If you’re considering opioid addiction treatment, you’ll learn about several types of treatment options offered through a variety of clinics. Medication-assisted treatment (MAT) is one of the most common methods and effective methods. MAT programs generally use one of three drugs to help treat opioid use disorder: buprenorphine, methadone and naltrexone. Buprenorphine is one of the newer medications and an increasingly common choice among doctors who treat addiction.
What Is Buprenorphine?
Buprenorphine is a semi-synthetic opioid. In 2002, the U.S. Food and Drug Administration (FDA) approved buprenorphine as a treatment for opioid use disorder. This medication is a partial agonist, meaning it blocks the effects of other opioids. When buprenorphine blocks other opioids, including illicit substances like heroin or morphine, patients experience reduced cravings, fewer withdrawal symptoms and no feelings of euphoria. This process is an effective part of opioid addiction treatment and recovery.
Buprenorphine for Opioid Addiction
Many MAT programs offer buprenorphine as part of their opioid use disorder treatment plans. It is a long-acting drug, which means a once-daily dose is adequate for most patients. If you receive services at an opioid treatment program (OTP), your doctor and clinic staff will determine the right prescription and treatment length for your recovery. Buprenorphine comes in several different formulations, including films, tablets, implants and injectables. Misuse-deterrent formulas reduce the risks of overdose among patients taking buprenorphine.
Patients taking buprenorphine for opioid addiction may experience side effects like drowsiness, dizziness, headaches and constipation. Talk to your doctor if you experience these or more severe side effects.
Why Is Buprenorphine Use Growing?
Buprenorphine is one of the three FDA-approved drugs for treating opioid use disorder, along with methadone and naltrexone.
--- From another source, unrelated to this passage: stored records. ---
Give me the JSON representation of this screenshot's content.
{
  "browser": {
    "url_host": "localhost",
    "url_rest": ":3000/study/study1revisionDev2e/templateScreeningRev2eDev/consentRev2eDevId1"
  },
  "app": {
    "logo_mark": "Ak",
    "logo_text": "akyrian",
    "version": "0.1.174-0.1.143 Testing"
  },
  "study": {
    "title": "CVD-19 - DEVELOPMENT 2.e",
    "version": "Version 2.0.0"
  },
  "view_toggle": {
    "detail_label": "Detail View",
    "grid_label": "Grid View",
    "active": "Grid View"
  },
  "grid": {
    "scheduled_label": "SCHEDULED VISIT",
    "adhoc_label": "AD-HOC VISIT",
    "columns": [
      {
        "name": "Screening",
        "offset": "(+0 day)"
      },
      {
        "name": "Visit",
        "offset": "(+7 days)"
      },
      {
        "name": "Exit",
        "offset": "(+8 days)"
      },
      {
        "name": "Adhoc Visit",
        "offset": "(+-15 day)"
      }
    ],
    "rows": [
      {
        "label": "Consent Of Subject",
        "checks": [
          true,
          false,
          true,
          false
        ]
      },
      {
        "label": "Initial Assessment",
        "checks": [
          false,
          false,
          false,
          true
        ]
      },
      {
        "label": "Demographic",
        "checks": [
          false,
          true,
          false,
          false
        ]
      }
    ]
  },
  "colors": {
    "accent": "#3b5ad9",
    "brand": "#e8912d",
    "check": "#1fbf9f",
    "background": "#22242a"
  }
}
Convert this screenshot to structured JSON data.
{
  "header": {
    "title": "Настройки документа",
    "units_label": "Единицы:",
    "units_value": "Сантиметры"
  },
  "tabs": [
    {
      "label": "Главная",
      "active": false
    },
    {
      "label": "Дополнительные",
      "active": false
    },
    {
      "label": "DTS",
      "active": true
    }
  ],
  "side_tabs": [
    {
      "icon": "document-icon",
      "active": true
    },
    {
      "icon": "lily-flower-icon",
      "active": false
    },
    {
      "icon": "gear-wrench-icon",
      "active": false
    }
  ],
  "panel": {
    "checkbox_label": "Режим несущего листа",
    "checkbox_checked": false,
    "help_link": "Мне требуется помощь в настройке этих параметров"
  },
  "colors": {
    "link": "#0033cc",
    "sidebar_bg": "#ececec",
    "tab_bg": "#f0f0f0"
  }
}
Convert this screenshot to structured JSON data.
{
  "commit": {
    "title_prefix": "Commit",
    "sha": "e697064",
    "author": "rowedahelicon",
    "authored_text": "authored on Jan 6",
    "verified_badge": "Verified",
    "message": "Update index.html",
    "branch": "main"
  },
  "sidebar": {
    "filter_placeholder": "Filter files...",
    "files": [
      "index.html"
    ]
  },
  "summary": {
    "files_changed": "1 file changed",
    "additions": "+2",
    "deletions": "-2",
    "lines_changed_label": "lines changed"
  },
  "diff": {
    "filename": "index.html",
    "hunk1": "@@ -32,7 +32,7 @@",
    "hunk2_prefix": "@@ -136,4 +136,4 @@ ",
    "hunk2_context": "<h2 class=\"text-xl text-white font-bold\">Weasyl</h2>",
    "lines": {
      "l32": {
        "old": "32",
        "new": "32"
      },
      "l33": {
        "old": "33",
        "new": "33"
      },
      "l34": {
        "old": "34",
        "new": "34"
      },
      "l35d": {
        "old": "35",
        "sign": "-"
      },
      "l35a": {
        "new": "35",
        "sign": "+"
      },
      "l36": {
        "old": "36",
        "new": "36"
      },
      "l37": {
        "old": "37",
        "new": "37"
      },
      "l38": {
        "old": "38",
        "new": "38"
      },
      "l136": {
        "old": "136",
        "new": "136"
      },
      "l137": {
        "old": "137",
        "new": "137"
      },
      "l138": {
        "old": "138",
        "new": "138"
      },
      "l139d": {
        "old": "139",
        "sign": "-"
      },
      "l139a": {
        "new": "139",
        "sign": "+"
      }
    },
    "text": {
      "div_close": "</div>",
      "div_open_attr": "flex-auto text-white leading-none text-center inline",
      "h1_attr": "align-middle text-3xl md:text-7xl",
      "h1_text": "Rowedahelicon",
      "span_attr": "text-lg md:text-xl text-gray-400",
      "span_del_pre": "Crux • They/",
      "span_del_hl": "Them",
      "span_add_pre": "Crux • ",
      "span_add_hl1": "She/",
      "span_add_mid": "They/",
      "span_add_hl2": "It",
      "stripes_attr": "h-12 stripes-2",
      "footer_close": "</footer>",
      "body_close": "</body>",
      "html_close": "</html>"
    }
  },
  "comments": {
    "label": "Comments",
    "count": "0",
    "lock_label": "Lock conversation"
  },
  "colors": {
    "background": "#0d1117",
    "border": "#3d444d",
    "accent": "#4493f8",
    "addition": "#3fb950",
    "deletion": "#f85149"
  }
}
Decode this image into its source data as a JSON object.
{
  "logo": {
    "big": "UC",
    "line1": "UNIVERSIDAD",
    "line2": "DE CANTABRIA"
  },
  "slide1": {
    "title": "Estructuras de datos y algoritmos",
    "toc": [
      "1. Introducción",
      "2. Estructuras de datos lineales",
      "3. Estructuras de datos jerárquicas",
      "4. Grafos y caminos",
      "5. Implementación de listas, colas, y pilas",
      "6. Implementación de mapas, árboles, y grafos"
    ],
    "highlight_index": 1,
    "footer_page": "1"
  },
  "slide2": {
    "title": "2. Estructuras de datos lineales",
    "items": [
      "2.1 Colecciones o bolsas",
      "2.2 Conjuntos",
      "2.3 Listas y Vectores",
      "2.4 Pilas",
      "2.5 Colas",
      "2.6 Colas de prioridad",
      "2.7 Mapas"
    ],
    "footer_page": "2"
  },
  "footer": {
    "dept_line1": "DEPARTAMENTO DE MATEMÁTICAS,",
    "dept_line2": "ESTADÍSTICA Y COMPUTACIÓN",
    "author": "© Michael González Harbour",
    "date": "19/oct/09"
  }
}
In the 20 years since its introduction to the market, buprenorphine has become the most commonly prescribed medication for treating opioid addiction. Between 2009 and 2018, the overall rate of buprenorphine use among people aged 15 to 80 increased from 1.97 to 4.43%. Data indicates this trend will continue.
While buprenorphine is similar to methadone, key differences explain why buprenorphine use is growing. Methadone is a highly regulated Schedule II drug only approved for use at Opioid Treatment Programs (OTPs). Buprenorphine, however, is a Schedule III drug and more widely accessible through office-based opioid treatment (OBOT) and physicians who are certified to prescribe it.
This difference in regulations is because buprenorphine is a partial agonist, while methadone is a full agonist. As a partial agonist, buprenorphine has a ceiling effect. This limit makes buprenorphine safer and reduces the risk of overdose compared to a full agonist like methadone.
Medication-Assisted Treatment Clinics in the U.S.
At MedMark Treatment Centers, we have over 40 facilities around the country dedicated to providing medication-assisted treatment for opioid use disorder. Our medical providers and clinic staff combine medication, including buprenorphine and methadone maintenance, with counseling and other support services to help you get sober. We offer compassionate care to treat persistent opioid addiction.
If you’re struggling with opioid addiction, reach out to learn more about MedMark and how we can help you on your path to recovery.